That’s why we’ve made a submission on the Government’s new discussion document on FPAs and have been encouraging members to make sure their voices are heard.
This Government has stated its commitment to improving the well-being of all New Zealanders.
Economic studies commissioned by the Council of Trade Unions have found a return to sector bargaining in the form of FPAs is the most effective thing it could do to achieve that.
Too many New Zealanders endure poor working conditions in jobs that don’t pay enough and offer few opportunities for career progression.
FPAs will set minimum employment standards that will apply to all workers in an industry.
In January a working group led by former Prime Minister Jim Bolger recommended bargaining for FPAs should begin when called for by 1000 workers or 10% of workers in an industry.
Employers, government and unions would then negotiate terms covering every workplace within that industry, regardless of whether workers are union members or not.
They would also work together to develop industry-wide strategies for training and workforce development.
Low wages and insecure conditions are the norm for cleaners, security guards and supermarket workers, so these are the first groups proposed to be covered by FPAs.
Some of these workers have organised to win improved pay and conditions, but the companies they work for must then compete for contracts with non-unionised companies.
By establishing consistent standards for pay, breaks, hours and safety practices, FPAs will prevent unscrupulous employers from undercutting employers that treat workers better.
Unions have limited resources, and having to fight the same battles company by company, makes it hard to protect the pay and conditions of workers.
Fair Pay Agreements will ensure no worker is left behind.
The first areas where FPAs will be trialled are in the private sector, but these laws will benefit all workers.
FPAs are proposed to apply to contractors as well as permanent employees.
Everyone deserves equal pay for equal work, and public sector employers have for too long used contractors and temping agencies to try and undermine our collective agreements.
It is a priority of our union to end this situation.
A survey of wāhine Māori in the PSA has drawn a fantastic response - with more than 900 members taking the time to tell us about their employment experiences.
Your salaries generally reflect the gender and ethnic pay gaps seen in the wider workforce with Pākeha men well out in front of other groups.
Their role is to organise and advocate for Māori members in their sectors.

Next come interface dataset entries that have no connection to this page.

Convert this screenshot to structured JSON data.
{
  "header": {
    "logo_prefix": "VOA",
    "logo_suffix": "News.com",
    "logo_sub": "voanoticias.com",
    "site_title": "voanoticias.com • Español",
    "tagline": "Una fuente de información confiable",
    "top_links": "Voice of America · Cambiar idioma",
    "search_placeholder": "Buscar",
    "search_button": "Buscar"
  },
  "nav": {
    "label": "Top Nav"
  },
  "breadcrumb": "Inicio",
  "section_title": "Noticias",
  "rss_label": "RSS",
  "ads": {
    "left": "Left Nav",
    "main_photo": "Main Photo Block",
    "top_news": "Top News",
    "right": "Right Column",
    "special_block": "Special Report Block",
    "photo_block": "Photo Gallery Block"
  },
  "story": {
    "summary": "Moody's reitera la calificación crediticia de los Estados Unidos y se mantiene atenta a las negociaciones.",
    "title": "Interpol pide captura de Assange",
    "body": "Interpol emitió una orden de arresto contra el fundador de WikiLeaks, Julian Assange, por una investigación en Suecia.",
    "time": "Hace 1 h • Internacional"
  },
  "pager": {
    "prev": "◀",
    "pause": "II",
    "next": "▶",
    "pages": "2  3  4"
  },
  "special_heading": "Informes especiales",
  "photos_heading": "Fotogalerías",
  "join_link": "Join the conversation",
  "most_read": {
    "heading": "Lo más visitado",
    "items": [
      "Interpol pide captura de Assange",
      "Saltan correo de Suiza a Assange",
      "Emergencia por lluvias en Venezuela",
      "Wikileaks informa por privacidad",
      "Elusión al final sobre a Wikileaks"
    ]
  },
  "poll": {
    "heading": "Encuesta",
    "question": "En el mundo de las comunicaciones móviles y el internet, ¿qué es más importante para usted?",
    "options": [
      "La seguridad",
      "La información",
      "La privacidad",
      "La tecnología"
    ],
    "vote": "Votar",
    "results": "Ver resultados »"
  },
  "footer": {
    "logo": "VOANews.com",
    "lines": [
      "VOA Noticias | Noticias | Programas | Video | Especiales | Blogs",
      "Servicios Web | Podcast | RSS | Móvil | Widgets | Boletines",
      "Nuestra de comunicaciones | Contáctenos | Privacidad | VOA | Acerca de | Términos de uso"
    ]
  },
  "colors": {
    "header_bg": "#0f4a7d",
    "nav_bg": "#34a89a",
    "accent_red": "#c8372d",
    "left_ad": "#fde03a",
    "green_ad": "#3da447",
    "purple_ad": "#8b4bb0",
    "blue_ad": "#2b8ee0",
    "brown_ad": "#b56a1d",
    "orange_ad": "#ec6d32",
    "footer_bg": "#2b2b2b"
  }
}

They also represent their sectors on Te Kōmiti o Te Rūnanga o Ngā Toa Awhina and on sector committees.
Staff from the Ministry’s policy teams have attended UN indigenous rights forums in Geneva and New York.